(WHAT NEEDS TO BE DONE): Work out how many lines in the data below include "Lausendid", then reply with that number only.

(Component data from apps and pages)
◇ ◇ ◇ ◇ ◇

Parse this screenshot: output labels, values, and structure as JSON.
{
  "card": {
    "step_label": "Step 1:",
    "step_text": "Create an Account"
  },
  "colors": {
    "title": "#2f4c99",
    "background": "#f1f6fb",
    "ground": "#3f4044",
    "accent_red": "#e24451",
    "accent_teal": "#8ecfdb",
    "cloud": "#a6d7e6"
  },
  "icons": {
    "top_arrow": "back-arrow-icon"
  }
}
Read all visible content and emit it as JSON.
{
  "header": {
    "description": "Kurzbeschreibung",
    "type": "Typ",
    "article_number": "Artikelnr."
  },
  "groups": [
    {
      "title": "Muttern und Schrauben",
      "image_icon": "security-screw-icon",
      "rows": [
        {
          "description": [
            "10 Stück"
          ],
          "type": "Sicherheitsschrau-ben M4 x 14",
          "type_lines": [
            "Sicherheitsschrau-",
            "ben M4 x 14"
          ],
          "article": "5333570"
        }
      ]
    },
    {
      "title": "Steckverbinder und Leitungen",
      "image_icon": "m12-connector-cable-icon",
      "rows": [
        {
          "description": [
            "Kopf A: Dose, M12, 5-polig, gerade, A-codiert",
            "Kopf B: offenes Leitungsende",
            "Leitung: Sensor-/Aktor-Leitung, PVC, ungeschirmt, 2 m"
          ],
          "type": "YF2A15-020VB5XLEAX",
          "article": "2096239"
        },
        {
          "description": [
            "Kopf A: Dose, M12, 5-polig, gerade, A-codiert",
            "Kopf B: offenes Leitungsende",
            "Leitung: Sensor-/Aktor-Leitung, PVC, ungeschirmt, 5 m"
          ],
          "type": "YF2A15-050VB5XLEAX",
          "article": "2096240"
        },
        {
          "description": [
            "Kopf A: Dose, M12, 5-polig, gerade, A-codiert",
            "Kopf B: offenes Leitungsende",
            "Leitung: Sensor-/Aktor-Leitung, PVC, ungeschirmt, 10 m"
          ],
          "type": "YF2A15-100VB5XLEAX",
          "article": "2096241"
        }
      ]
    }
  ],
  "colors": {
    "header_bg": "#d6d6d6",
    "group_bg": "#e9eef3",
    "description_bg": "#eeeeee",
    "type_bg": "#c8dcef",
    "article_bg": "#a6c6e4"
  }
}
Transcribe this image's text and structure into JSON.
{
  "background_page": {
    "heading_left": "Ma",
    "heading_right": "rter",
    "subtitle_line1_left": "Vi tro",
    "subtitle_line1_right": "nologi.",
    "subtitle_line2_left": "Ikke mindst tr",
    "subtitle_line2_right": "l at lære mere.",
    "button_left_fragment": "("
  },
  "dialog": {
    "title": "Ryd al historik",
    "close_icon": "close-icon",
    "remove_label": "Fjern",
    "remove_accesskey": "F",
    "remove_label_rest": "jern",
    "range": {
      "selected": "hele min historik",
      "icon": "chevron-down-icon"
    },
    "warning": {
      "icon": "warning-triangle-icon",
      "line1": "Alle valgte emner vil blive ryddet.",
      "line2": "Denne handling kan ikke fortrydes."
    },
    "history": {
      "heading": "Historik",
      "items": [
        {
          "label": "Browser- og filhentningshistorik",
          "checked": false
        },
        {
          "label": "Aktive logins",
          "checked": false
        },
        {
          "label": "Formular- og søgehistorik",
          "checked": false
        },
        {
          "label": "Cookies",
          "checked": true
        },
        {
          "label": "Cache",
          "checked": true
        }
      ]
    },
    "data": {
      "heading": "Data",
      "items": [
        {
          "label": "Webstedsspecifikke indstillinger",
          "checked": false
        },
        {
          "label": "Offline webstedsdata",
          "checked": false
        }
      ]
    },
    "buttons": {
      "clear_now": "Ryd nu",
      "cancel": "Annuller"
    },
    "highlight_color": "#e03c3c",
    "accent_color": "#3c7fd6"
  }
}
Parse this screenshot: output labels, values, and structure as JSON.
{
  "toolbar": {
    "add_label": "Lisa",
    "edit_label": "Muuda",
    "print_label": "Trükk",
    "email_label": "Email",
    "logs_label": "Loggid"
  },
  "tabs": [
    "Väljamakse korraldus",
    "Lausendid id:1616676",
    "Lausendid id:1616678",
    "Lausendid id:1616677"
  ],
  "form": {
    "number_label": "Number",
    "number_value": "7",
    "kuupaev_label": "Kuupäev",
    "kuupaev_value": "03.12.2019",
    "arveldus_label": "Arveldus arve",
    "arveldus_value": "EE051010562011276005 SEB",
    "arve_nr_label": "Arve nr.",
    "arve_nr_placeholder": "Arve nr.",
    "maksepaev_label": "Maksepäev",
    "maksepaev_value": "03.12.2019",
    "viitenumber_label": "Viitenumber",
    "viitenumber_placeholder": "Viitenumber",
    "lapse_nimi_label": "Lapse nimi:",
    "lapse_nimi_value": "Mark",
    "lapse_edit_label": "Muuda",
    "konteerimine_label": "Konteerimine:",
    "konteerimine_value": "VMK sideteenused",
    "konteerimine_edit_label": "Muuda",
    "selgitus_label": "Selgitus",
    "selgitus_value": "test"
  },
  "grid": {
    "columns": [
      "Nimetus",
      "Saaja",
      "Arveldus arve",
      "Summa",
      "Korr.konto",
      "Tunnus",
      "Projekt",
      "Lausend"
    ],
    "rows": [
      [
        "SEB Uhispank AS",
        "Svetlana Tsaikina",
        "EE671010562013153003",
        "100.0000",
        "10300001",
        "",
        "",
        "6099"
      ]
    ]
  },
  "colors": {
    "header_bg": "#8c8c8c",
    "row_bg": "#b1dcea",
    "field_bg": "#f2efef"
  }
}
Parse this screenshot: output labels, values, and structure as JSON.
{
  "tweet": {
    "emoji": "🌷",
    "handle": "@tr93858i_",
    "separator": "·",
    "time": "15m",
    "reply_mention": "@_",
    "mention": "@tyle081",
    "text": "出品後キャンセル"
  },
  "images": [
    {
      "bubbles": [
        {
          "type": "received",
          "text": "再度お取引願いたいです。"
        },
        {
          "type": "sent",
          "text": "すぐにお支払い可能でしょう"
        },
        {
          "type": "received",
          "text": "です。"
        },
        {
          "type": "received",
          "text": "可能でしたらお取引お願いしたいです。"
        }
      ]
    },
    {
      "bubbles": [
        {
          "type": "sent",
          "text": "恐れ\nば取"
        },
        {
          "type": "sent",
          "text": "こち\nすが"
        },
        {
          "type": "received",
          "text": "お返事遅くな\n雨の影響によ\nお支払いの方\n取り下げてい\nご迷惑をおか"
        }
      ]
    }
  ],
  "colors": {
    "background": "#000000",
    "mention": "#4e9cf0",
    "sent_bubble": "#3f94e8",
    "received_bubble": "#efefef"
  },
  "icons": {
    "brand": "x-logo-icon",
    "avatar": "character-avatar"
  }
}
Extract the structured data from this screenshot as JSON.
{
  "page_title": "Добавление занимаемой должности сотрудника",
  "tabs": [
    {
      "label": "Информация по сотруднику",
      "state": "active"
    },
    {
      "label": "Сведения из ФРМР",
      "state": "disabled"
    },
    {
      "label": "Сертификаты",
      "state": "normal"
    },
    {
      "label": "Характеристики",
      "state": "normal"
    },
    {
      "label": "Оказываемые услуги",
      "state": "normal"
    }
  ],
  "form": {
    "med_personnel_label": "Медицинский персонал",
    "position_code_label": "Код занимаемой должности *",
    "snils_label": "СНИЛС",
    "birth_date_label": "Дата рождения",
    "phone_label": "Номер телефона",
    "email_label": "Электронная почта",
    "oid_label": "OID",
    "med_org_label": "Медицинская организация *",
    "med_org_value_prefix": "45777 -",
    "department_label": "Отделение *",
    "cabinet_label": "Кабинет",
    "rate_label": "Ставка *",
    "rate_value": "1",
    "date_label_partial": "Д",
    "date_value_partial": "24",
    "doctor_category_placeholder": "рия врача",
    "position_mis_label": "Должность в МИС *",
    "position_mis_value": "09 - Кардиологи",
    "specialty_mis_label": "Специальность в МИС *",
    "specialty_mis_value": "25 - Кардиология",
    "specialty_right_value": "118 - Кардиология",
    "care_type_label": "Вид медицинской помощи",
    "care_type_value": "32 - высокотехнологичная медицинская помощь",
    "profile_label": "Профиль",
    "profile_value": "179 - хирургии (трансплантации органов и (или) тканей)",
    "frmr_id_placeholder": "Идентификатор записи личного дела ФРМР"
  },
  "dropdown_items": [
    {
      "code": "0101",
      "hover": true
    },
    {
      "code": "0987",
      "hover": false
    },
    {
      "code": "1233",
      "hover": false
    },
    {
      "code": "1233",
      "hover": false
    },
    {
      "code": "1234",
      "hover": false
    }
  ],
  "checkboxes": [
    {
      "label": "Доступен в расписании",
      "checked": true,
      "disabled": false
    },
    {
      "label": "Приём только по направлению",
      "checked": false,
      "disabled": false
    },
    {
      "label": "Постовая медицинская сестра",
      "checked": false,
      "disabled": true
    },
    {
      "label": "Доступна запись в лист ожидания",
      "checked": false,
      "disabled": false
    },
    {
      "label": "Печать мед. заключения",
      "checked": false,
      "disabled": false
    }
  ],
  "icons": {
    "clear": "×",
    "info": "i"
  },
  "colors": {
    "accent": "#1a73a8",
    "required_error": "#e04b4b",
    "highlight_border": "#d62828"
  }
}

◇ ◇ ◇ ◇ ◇

(PROBLEM SOLUTION): 3